A confidential threat assessment prepared for the United Nations on August 25 said Taliban fighters were going house to house, setting up checkpoints and threatening to arrest or kill relatives of “collaborators” in major cities.
Refugee lawyer and human rights advocate, Atika Hussain, said Australia has a “moral obligation” to evacuate the family members of Australian citizens and residents with or without a visa.
That obligation extends to FGS20’s family, she said, because the protection he has received as a refugee should morally extend to his immediate family now that the Taliban have taken control, and they are in danger, too.
Australia’s rescue efforts were a failure, she argued, with evacuations starting too late and ending too soon.
“We have failed so many people that are still in Afghanistan,” she says.
Morrison, the prime minister, said the Australian military has evacuated 4,100 people from Kabul, including 3,200 Australians and Afghan nationals with Australian visas.
The Australian airlift ended on Friday, shortly before a member of the ISIL-affiliated Islamic State in the Khorasan Province, ISKP (ISIS-K) detonated his explosives outside the Kabul airport, killing more than 100 Afghan civilians who had been thronging the airfield in a desperate bid to leave the country.
The Human Rights Commission of Australia has “urged the Government to consider expanding Australia’s resettlement programme with a specific Afghan intake”.
The commission recommended the Australian government take in an additional 20,000 Afghan refugees, especially in light of the ISKP attack.
Al Jazeera contacted the Department of Home Affairs and the Australian Border Force for comment on FGS20’s case, but there was no response at the time of publication.
Watching all of this unfold from inside the Park Hotel APOD and helpless to do anything about it, FGS20 said he has been under immense pressure.

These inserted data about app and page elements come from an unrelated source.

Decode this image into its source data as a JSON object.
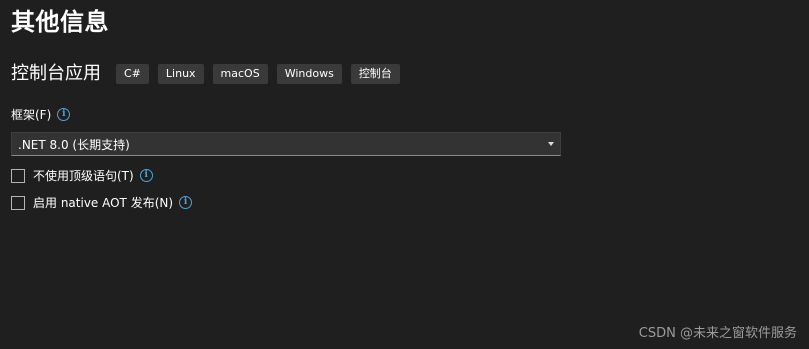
{
  "page": {
    "title": "其他信息"
  },
  "project": {
    "name": "控制台应用",
    "tags": [
      "C#",
      "Linux",
      "macOS",
      "Windows",
      "控制台"
    ]
  },
  "framework": {
    "label": "框架(F)",
    "selected": ".NET 8.0 (长期支持)"
  },
  "options": [
    {
      "label": "不使用顶级语句(T)",
      "checked": false
    },
    {
      "label": "启用 native AOT 发布(N)",
      "checked": false
    }
  ],
  "watermark": {
    "text": "CSDN @未来之窗软件服务"
  },
  "icons": {
    "info": "info-icon",
    "dropdown": "chevron-down-icon"
  },
  "colors": {
    "background": "#1f1f1f",
    "info_accent": "#4fa3d9",
    "tag_background": "#3a3a3a"
  }
}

He now feels there is little hope of rescue for his family.
“My son has asked me if you’re not going to help me, you come back and [we will] die together,” he told Al Jazeera. His son is just 14 years old.
“Before America has left, [the] Australian government must send me back [to Afghanistan],” he added.
After the US withdraws, “it is finished,” he said. “I [won’t] have any family.”